**What to work on:** No pictures, everything else exact: set down the entries in full.

**Data for review:**
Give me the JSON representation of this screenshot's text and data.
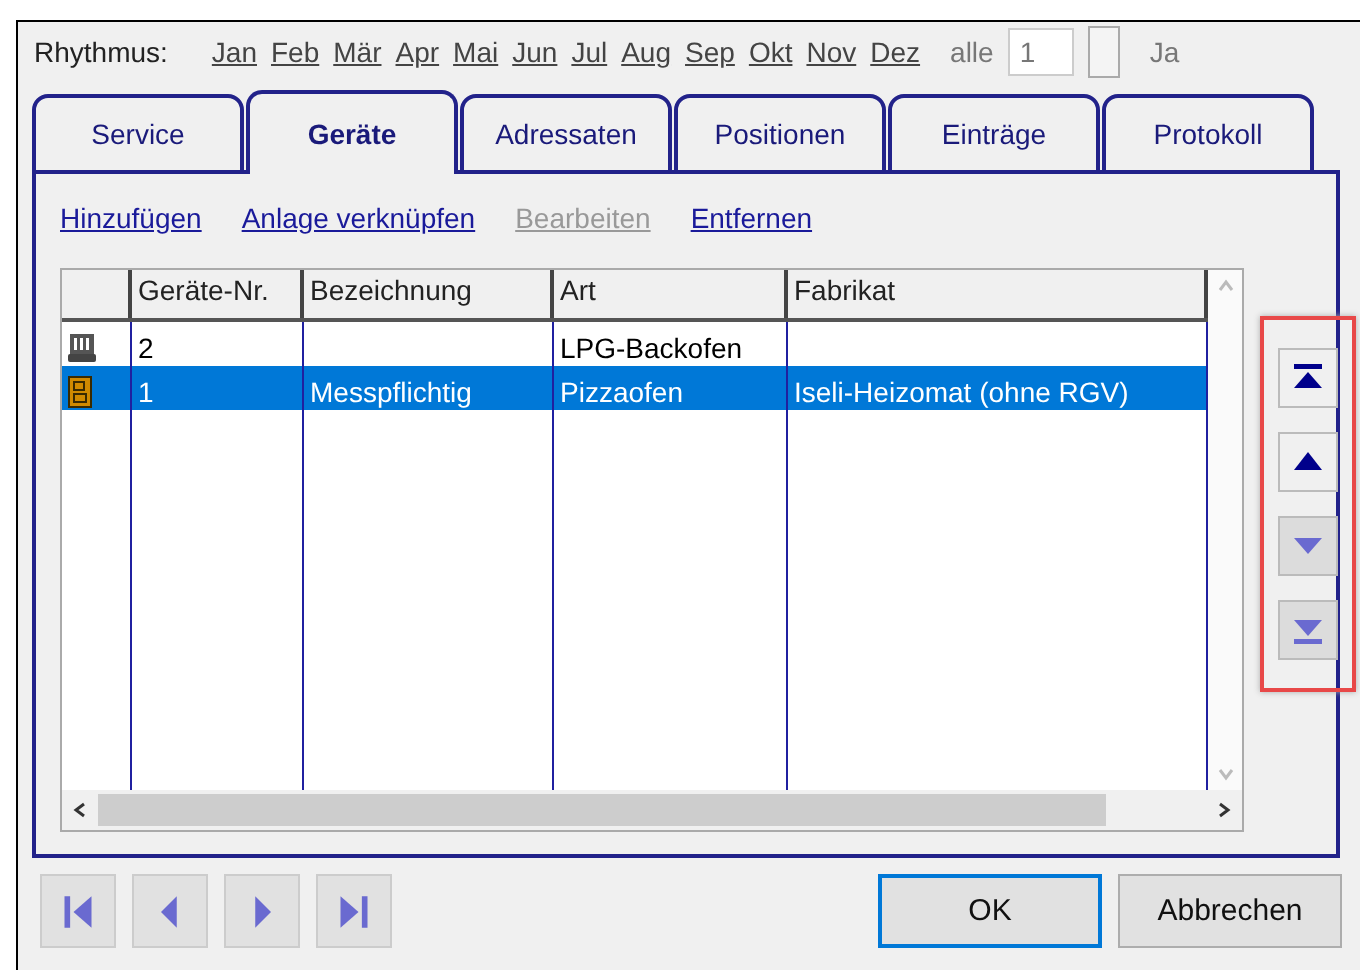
{
  "rhythm": {
    "label": "Rhythmus:",
    "months": [
      "Jan",
      "Feb",
      "Mär",
      "Apr",
      "Mai",
      "Jun",
      "Jul",
      "Aug",
      "Sep",
      "Okt",
      "Nov",
      "Dez"
    ],
    "interval_label": "alle",
    "interval_value": "1",
    "unit": "Ja"
  },
  "tabs": [
    {
      "label": "Service",
      "selected": false
    },
    {
      "label": "Geräte",
      "selected": true
    },
    {
      "label": "Adressaten",
      "selected": false
    },
    {
      "label": "Positionen",
      "selected": false
    },
    {
      "label": "Einträge",
      "selected": false
    },
    {
      "label": "Protokoll",
      "selected": false
    }
  ],
  "actions": [
    {
      "label": "Hinzufügen",
      "disabled": false
    },
    {
      "label": "Anlage verknüpfen",
      "disabled": false
    },
    {
      "label": "Bearbeiten",
      "disabled": true
    },
    {
      "label": "Entfernen",
      "disabled": false
    }
  ],
  "table": {
    "columns": [
      "Geräte-Nr.",
      "Bezeichnung",
      "Art",
      "Fabrikat"
    ],
    "rows": [
      {
        "kind": "oven",
        "selected": false,
        "cells": [
          "2",
          "",
          "LPG-Backofen",
          ""
        ]
      },
      {
        "kind": "cabinet",
        "selected": true,
        "cells": [
          "1",
          "Messpflichtig",
          "Pizzaofen",
          "Iseli-Heizomat (ohne RGV)"
        ]
      }
    ]
  },
  "move_buttons": [
    {
      "kind": "first",
      "disabled": false
    },
    {
      "kind": "up",
      "disabled": false
    },
    {
      "kind": "down",
      "disabled": true
    },
    {
      "kind": "last",
      "disabled": true
    }
  ],
  "nav_buttons": [
    {
      "kind": "first",
      "disabled": true
    },
    {
      "kind": "prev",
      "disabled": true
    },
    {
      "kind": "next",
      "disabled": true
    },
    {
      "kind": "last",
      "disabled": true
    }
  ],
  "buttons": [
    {
      "label": "OK",
      "default": true
    },
    {
      "label": "Abbrechen",
      "default": false
    }
  ]
}
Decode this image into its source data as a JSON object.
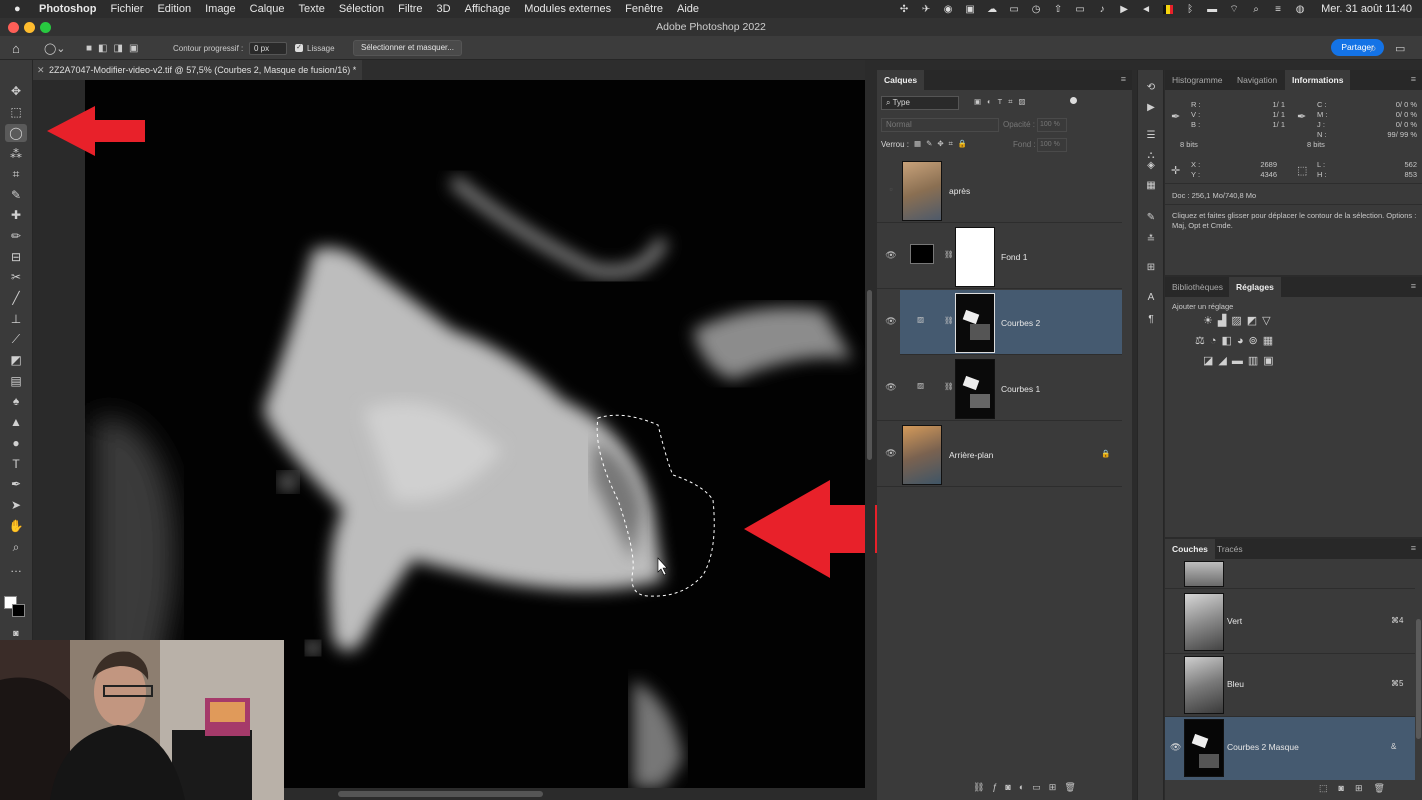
{
  "menubar": {
    "items": [
      "Photoshop",
      "Fichier",
      "Edition",
      "Image",
      "Calque",
      "Texte",
      "Sélection",
      "Filtre",
      "3D",
      "Affichage",
      "Modules externes",
      "Fenêtre",
      "Aide"
    ],
    "clock": "Mer. 31 août  11:40"
  },
  "window": {
    "title": "Adobe Photoshop 2022"
  },
  "options": {
    "feather_label": "Contour progressif :",
    "feather_value": "0 px",
    "smoothing_label": "Lissage",
    "select_mask_label": "Sélectionner et masquer...",
    "share_label": "Partager"
  },
  "document": {
    "tab_title": "2Z2A7047-Modifier-video-v2.tif @ 57,5% (Courbes 2, Masque de fusion/16) *"
  },
  "layers_panel": {
    "tab": "Calques",
    "filter_label": "Type",
    "blend_mode": "Normal",
    "opacity_label": "Opacité :",
    "opacity_value": "100 %",
    "lock_label": "Verrou :",
    "fill_label": "Fond :",
    "fill_value": "100 %",
    "layers": [
      {
        "name": "après",
        "visible": false,
        "selected": false
      },
      {
        "name": "Fond 1",
        "visible": true,
        "selected": false
      },
      {
        "name": "Courbes 2",
        "visible": true,
        "selected": true
      },
      {
        "name": "Courbes 1",
        "visible": true,
        "selected": false
      },
      {
        "name": "Arrière-plan",
        "visible": true,
        "selected": false,
        "locked": true
      }
    ]
  },
  "info_panel": {
    "tabs": [
      "Histogramme",
      "Navigation",
      "Informations"
    ],
    "active_tab": "Informations",
    "rgb": {
      "R": "1/   1",
      "V": "1/   1",
      "B": "1/   1"
    },
    "cmjn": {
      "C": "0/   0 %",
      "M": "0/   0 %",
      "J": "0/   0 %",
      "N": "99/  99 %"
    },
    "bits_left": "8 bits",
    "bits_right": "8 bits",
    "X": "2689",
    "Y": "4346",
    "L": "562",
    "H": "853",
    "doc": "Doc : 256,1 Mo/740,8 Mo",
    "hint": "Cliquez et faites glisser pour déplacer le contour de la sélection. Options : Maj, Opt et Cmde."
  },
  "adjust_panel": {
    "tabs": [
      "Bibliothèques",
      "Réglages"
    ],
    "active_tab": "Réglages",
    "title": "Ajouter un réglage"
  },
  "channels_panel": {
    "tabs": [
      "Couches",
      "Tracés"
    ],
    "active_tab": "Couches",
    "channels": [
      {
        "name": "",
        "shortcut": ""
      },
      {
        "name": "Vert",
        "shortcut": "⌘4"
      },
      {
        "name": "Bleu",
        "shortcut": "⌘5"
      },
      {
        "name": "Courbes 2 Masque",
        "shortcut": "&",
        "selected": true
      }
    ]
  },
  "colors": {
    "accent": "#1473e6",
    "selection": "#455a70",
    "arrow": "#e8212a"
  }
}
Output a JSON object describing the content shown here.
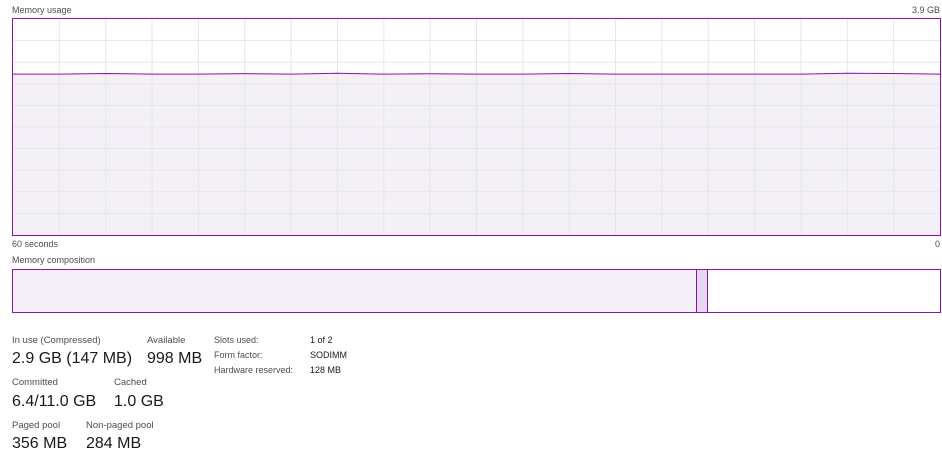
{
  "usage_graph": {
    "title": "Memory usage",
    "max_label": "3.9 GB",
    "x_left_label": "60 seconds",
    "x_right_label": "0",
    "line_color": "#8b12ae",
    "fill_color": "#f4f0f7",
    "grid_color": "#e6e6e6",
    "used_fraction": 0.745
  },
  "composition": {
    "title": "Memory composition",
    "in_use_fraction": 0.738,
    "modified_fraction": 0.012,
    "in_use_color": "#f4f0f7",
    "modified_color": "#e6d7ee",
    "border_color": "#8b12ae"
  },
  "stats": {
    "in_use": {
      "label": "In use (Compressed)",
      "value": "2.9 GB (147 MB)"
    },
    "available": {
      "label": "Available",
      "value": "998 MB"
    },
    "committed": {
      "label": "Committed",
      "value": "6.4/11.0 GB"
    },
    "cached": {
      "label": "Cached",
      "value": "1.0 GB"
    },
    "paged_pool": {
      "label": "Paged pool",
      "value": "356 MB"
    },
    "non_paged_pool": {
      "label": "Non-paged pool",
      "value": "284 MB"
    }
  },
  "info": {
    "slots_used": {
      "label": "Slots used:",
      "value": "1 of 2"
    },
    "form_factor": {
      "label": "Form factor:",
      "value": "SODIMM"
    },
    "hardware_reserved": {
      "label": "Hardware reserved:",
      "value": "128 MB"
    }
  }
}
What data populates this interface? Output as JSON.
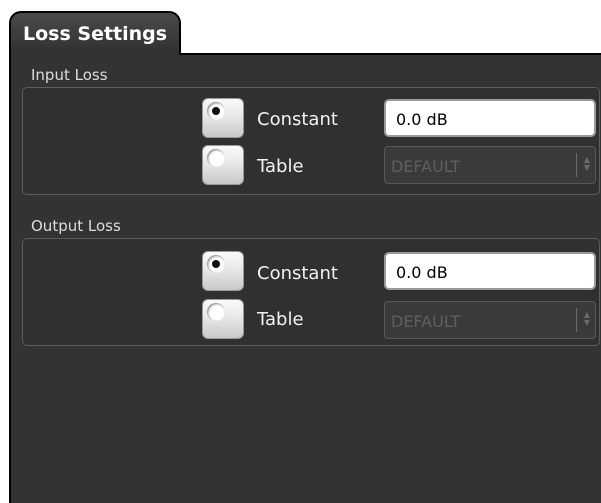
{
  "dialog": {
    "tab_title": "Loss Settings"
  },
  "input_loss": {
    "title": "Input Loss",
    "constant_label": "Constant",
    "constant_value": "0.0 dB",
    "constant_selected": true,
    "table_label": "Table",
    "table_value": "DEFAULT",
    "table_selected": false
  },
  "output_loss": {
    "title": "Output Loss",
    "constant_label": "Constant",
    "constant_value": "0.0 dB",
    "constant_selected": true,
    "table_label": "Table",
    "table_value": "DEFAULT",
    "table_selected": false
  }
}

**Solved exercise:**
Give me the JSON representation of this screenshot's text and data.
{
  "rhythm": {
    "label": "Rhythmus:",
    "months": [
      "Jan",
      "Feb",
      "Mär",
      "Apr",
      "Mai",
      "Jun",
      "Jul",
      "Aug",
      "Sep",
      "Okt",
      "Nov",
      "Dez"
    ],
    "interval_label": "alle",
    "interval_value": "1",
    "unit": "Ja"
  },
  "tabs": [
    {
      "label": "Service",
      "selected": false
    },
    {
      "label": "Geräte",
      "selected": true
    },
    {
      "label": "Adressaten",
      "selected": false
    },
    {
      "label": "Positionen",
      "selected": false
    },
    {
      "label": "Einträge",
      "selected": false
    },
    {
      "label": "Protokoll",
      "selected": false
    }
  ],
  "actions": [
    {
      "label": "Hinzufügen",
      "disabled": false
    },
    {
      "label": "Anlage verknüpfen",
      "disabled": false
    },
    {
      "label": "Bearbeiten",
      "disabled": true
    },
    {
      "label": "Entfernen",
      "disabled": false
    }
  ],
  "table": {
    "columns": [
      "Geräte-Nr.",
      "Bezeichnung",
      "Art",
      "Fabrikat"
    ],
    "rows": [
      {
        "kind": "oven",
        "selected": false,
        "cells": [
          "2",
          "",
          "LPG-Backofen",
          ""
        ]
      },
      {
        "kind": "cabinet",
        "selected": true,
        "cells": [
          "1",
          "Messpflichtig",
          "Pizzaofen",
          "Iseli-Heizomat (ohne RGV)"
        ]
      }
    ]
  },
  "move_buttons": [
    {
      "kind": "first",
      "disabled": false
    },
    {
      "kind": "up",
      "disabled": false
    },
    {
      "kind": "down",
      "disabled": true
    },
    {
      "kind": "last",
      "disabled": true
    }
  ],
  "nav_buttons": [
    {
      "kind": "first",
      "disabled": true
    },
    {
      "kind": "prev",
      "disabled": true
    },
    {
      "kind": "next",
      "disabled": true
    },
    {
      "kind": "last",
      "disabled": true
    }
  ],
  "buttons": [
    {
      "label": "OK",
      "default": true
    },
    {
      "label": "Abbrechen",
      "default": false
    }
  ]
}
Decode this image into its source data as a JSON object.
{
  "menubar": {
    "items": [
      "Photoshop",
      "Fichier",
      "Edition",
      "Image",
      "Calque",
      "Texte",
      "Sélection",
      "Filtre",
      "3D",
      "Affichage",
      "Modules externes",
      "Fenêtre",
      "Aide"
    ],
    "clock": "Mer. 31 août  11:40"
  },
  "window": {
    "title": "Adobe Photoshop 2022"
  },
  "options": {
    "feather_label": "Contour progressif :",
    "feather_value": "0 px",
    "smoothing_label": "Lissage",
    "select_mask_label": "Sélectionner et masquer...",
    "share_label": "Partager"
  },
  "document": {
    "tab_title": "2Z2A7047-Modifier-video-v2.tif @ 57,5% (Courbes 2, Masque de fusion/16) *"
  },
  "layers_panel": {
    "tab": "Calques",
    "filter_label": "Type",
    "blend_mode": "Normal",
    "opacity_label": "Opacité :",
    "opacity_value": "100 %",
    "lock_label": "Verrou :",
    "fill_label": "Fond :",
    "fill_value": "100 %",
    "layers": [
      {
        "name": "après",
        "visible": false,
        "selected": false
      },
      {
        "name": "Fond 1",
        "visible": true,
        "selected": false
      },
      {
        "name": "Courbes 2",
        "visible": true,
        "selected": true
      },
      {
        "name": "Courbes 1",
        "visible": true,
        "selected": false
      },
      {
        "name": "Arrière-plan",
        "visible": true,
        "selected": false,
        "locked": true
      }
    ]
  },
  "info_panel": {
    "tabs": [
      "Histogramme",
      "Navigation",
      "Informations"
    ],
    "active_tab": "Informations",
    "rgb": {
      "R": "1/   1",
      "V": "1/   1",
      "B": "1/   1"
    },
    "cmjn": {
      "C": "0/   0 %",
      "M": "0/   0 %",
      "J": "0/   0 %",
      "N": "99/  99 %"
    },
    "bits_left": "8 bits",
    "bits_right": "8 bits",
    "X": "2689",
    "Y": "4346",
    "L": "562",
    "H": "853",
    "doc": "Doc : 256,1 Mo/740,8 Mo",
    "hint": "Cliquez et faites glisser pour déplacer le contour de la sélection. Options : Maj, Opt et Cmde."
  },
  "adjust_panel": {
    "tabs": [
      "Bibliothèques",
      "Réglages"
    ],
    "active_tab": "Réglages",
    "title": "Ajouter un réglage"
  },
  "channels_panel": {
    "tabs": [
      "Couches",
      "Tracés"
    ],
    "active_tab": "Couches",
    "channels": [
      {
        "name": "",
        "shortcut": ""
      },
      {
        "name": "Vert",
        "shortcut": "⌘4"
      },
      {
        "name": "Bleu",
        "shortcut": "⌘5"
      },
      {
        "name": "Courbes 2 Masque",
        "shortcut": "&",
        "selected": true
      }
    ]
  },
  "colors": {
    "accent": "#1473e6",
    "selection": "#455a70",
    "arrow": "#e8212a"
  }
}
Output a JSON object describing the content shown here.
{
  "usage_graph": {
    "title": "Memory usage",
    "max_label": "3.9 GB",
    "x_left_label": "60 seconds",
    "x_right_label": "0",
    "line_color": "#8b12ae",
    "fill_color": "#f4f0f7",
    "grid_color": "#e6e6e6",
    "used_fraction": 0.745
  },
  "composition": {
    "title": "Memory composition",
    "in_use_fraction": 0.738,
    "modified_fraction": 0.012,
    "in_use_color": "#f4f0f7",
    "modified_color": "#e6d7ee",
    "border_color": "#8b12ae"
  },
  "stats": {
    "in_use": {
      "label": "In use (Compressed)",
      "value": "2.9 GB (147 MB)"
    },
    "available": {
      "label": "Available",
      "value": "998 MB"
    },
    "committed": {
      "label": "Committed",
      "value": "6.4/11.0 GB"
    },
    "cached": {
      "label": "Cached",
      "value": "1.0 GB"
    },
    "paged_pool": {
      "label": "Paged pool",
      "value": "356 MB"
    },
    "non_paged_pool": {
      "label": "Non-paged pool",
      "value": "284 MB"
    }
  },
  "info": {
    "slots_used": {
      "label": "Slots used:",
      "value": "1 of 2"
    },
    "form_factor": {
      "label": "Form factor:",
      "value": "SODIMM"
    },
    "hardware_reserved": {
      "label": "Hardware reserved:",
      "value": "128 MB"
    }
  }
}
What data populates this interface? Output as JSON.
{
  "dialog": {
    "tab_title": "Loss Settings"
  },
  "input_loss": {
    "title": "Input Loss",
    "constant_label": "Constant",
    "constant_value": "0.0 dB",
    "constant_selected": true,
    "table_label": "Table",
    "table_value": "DEFAULT",
    "table_selected": false
  },
  "output_loss": {
    "title": "Output Loss",
    "constant_label": "Constant",
    "constant_value": "0.0 dB",
    "constant_selected": true,
    "table_label": "Table",
    "table_value": "DEFAULT",
    "table_selected": false
  }
}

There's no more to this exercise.